Unless this was done with proper double blind trials, you’d have to wonder if this is just folklore rather than something actually observable in practise.

Yes they did blind taste tests in the article linked above but theres still all sorts of expectancy effects you can get with that if the person actually supplying the food to the tastee knew which was which.

Edit: Rats, too slow!


Didn’t Mike Rowe work at a sugar refinery in Louisiana?

I don’t know about that, but according to Wikipedia, the refineries are generally located near the consumers, not necessarily near the fields. A sugar refinery in Louisiana would presumably be importing raw sugar from the Caribbean.

You may be right, but I would think that shipping a raw product like sugar cane would be cost-prohibitive.

Further research is indicated.

My father was an accountant who worked at Dr Pepper headquarters in Dallas; he was one of the few people who knew exactly what went into Dr Pepper. That is to say, he knew the contents but NOT the recipe. IIRC, it was during WWII that they began using beet sugar and he absolutely hated the change in taste. There are still a few (or less) bottling plants that use cane sugar and he was ecstatic when he could buy their products. He did love him some Dr Pepper but only the “pure” thing. Personally, I wouldn’t drink Dr Pepper for pay, mostly because I was never allowed to have anything else as a child.

The “berry” in “berry sugar” denotes from the fact that it can be sprinkled on berries.
The “beet” in “beet sugar” denotes the fact that it is derived from sugar beets.

I don’t know about the raw sugar cane, but there are, I believe, seven very wealthy families in Florida who would not do nearly so well if the US Government didn’t provide them with price support. If the US imported sugar (raw or cane) from Cuba*, I believe (IIRC) that the price we pay in the grocery store would be cut in half, or less, as a result.

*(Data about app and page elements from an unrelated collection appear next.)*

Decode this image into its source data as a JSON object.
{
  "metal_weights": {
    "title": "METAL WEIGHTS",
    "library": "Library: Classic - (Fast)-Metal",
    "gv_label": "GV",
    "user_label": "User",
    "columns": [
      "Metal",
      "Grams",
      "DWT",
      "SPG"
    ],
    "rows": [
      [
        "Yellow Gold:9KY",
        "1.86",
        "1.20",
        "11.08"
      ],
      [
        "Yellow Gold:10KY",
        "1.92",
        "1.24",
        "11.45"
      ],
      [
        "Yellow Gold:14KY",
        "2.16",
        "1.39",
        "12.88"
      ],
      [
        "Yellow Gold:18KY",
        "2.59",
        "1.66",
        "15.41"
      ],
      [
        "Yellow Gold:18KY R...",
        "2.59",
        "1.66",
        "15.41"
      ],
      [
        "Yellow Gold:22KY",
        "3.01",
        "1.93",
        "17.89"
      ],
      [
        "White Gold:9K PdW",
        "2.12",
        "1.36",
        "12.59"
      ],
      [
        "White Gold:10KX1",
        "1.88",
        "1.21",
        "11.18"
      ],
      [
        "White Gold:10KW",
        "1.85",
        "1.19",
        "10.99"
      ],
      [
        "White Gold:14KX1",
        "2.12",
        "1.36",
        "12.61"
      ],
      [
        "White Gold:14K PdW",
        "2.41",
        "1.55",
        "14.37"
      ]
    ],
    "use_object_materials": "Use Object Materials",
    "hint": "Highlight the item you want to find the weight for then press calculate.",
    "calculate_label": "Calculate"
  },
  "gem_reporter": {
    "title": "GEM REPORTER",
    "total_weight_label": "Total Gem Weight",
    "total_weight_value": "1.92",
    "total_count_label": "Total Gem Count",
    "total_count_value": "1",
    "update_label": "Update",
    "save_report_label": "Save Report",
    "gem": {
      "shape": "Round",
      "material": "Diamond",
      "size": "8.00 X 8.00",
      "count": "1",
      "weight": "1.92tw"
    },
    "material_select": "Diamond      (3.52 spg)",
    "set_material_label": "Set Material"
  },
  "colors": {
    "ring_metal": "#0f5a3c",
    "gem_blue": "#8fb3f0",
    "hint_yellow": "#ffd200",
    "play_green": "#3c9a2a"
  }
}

*I believe there are a few small producing countries who would love to export to the USA but I believe Cuba has the most production.